Charm of the English country

Charm of the English country


When I expressed my desire to visit Coventry to a friend in London, he raised his eyebrows, gave a sly smile and said that in English language “sending someone to Coventry” means to ostracise that person.

According to a folktale, Lady Godiva rode on a horse in the nude in Coventry to make its ruler waive taxes and had exhorted the inhabitants not to look at her. When a tailor by name Tom drilled a hole on his door and caught a glimpse of Godiva, he was instantly struck blind and the phrase “peeping Tom” originated from this tale.

The statue of Godiva stands prominently in the city centre of Coventry, which is 150 km away from London. Coventry is the 12th largest city in UK and has traditionally been the home of automobile industry in England. Because of its heritage, the Transport Museum is the pride of the place.

The Transport Museum has more than 240 cars and commercial vehicles, hundreds of motorcycles and bicycles. I was fascinated to see vintage cars such as Triumph, Humber, Standard etc.
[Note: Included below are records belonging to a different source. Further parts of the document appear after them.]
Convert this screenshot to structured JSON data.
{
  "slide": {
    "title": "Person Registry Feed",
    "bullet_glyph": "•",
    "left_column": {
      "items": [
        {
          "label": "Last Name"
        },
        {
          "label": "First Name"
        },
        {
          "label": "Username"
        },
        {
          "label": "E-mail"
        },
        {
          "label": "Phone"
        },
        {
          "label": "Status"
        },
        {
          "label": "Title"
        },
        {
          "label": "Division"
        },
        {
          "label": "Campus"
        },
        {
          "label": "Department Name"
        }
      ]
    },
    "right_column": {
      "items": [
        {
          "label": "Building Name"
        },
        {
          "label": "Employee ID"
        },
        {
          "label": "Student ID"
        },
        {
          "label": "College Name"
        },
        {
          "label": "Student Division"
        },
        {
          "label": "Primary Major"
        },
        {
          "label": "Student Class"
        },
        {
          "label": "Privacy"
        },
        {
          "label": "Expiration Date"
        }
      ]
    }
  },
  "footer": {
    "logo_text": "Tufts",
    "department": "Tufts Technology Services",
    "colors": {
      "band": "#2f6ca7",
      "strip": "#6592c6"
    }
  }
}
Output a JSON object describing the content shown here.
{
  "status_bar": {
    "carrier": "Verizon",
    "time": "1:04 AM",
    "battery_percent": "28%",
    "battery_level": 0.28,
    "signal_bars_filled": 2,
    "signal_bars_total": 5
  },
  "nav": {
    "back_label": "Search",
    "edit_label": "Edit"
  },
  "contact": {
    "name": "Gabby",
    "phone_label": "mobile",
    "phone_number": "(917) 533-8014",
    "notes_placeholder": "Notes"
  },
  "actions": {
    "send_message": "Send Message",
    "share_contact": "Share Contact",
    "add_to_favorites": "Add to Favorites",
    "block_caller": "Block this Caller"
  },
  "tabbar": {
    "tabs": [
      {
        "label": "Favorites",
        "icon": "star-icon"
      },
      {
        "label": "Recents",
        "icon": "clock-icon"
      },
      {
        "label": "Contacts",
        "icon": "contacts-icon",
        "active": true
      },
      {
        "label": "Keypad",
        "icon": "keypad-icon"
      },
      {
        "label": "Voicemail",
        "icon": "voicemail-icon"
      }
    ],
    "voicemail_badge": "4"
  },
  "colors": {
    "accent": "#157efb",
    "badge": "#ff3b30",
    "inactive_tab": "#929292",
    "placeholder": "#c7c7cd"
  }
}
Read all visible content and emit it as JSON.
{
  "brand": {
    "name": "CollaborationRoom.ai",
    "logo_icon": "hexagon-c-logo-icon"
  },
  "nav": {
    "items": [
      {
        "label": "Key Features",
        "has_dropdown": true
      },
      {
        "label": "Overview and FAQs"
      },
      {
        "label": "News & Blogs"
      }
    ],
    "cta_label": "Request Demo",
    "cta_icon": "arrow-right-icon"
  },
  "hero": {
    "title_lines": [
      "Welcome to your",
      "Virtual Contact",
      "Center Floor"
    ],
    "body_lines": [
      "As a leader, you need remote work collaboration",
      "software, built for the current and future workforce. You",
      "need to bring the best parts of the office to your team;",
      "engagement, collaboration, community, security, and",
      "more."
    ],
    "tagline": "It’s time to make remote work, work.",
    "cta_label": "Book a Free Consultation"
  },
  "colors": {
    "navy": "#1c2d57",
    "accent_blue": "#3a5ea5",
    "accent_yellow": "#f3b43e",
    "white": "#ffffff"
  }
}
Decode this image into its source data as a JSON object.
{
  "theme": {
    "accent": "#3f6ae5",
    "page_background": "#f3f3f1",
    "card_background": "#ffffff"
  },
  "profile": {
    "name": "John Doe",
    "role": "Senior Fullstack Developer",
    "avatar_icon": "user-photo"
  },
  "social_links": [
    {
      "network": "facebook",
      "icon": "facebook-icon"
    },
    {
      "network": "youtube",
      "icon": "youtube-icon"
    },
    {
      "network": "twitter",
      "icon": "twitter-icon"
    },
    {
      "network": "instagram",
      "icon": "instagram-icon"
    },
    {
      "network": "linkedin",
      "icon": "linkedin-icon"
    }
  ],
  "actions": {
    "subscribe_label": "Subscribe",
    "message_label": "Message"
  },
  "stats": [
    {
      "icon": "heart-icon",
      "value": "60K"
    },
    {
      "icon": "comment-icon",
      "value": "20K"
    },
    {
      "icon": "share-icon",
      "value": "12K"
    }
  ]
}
Three of the famous exhibits are the Daimler car used by Queen Mary (1935), a car featured in the film Back to the Future, and the staff car of General Montgomery during World War II.

It was in Coventry Sir Frank Whittle, the inventor of Jet engine, and J K Starley, the founder of Rover Car Company, were born. Sir Whittle’s statue as well as an arch named after him is erected in front of the Museum. There is also a time zone clock showing world times nearby.

Coventry suffered vast damage during the World War II. On November 14, 1940, the German Air Force attacked Coventry, damaging over 4,000 houses and killing more than 1,000 people.

The most important site in Coventry is St Michael’s Cathedral. This church was built in the late 14th century and was destroyed during the German bombing. Only the tower, spire and the outer wall of this church now remain. The spire is 300 feet high and is the tallest structure in the city.

The cathedral, which was severely damaged during the war, has a wooden cross and the Cross of Nails, which are its centre of attraction. Adjacent to the ruins a new cathedral was built in 1962. A sculpture of St Michael’s Victory over the Devil is placed on the outer wall of this building.

Two important universities in UK, namely the University of Warwick and Coventry University are located in and around Coventry. In the outskirts of Coventry lies Meridian, a village which is described as the exact midpoint of United Kingdom. There is a stone stake showing the traditional centre of England.

Coventry is home to a large Asian population because of its motor industry. There are a number of Asian and Indian shops and restaurants in and around Coventry.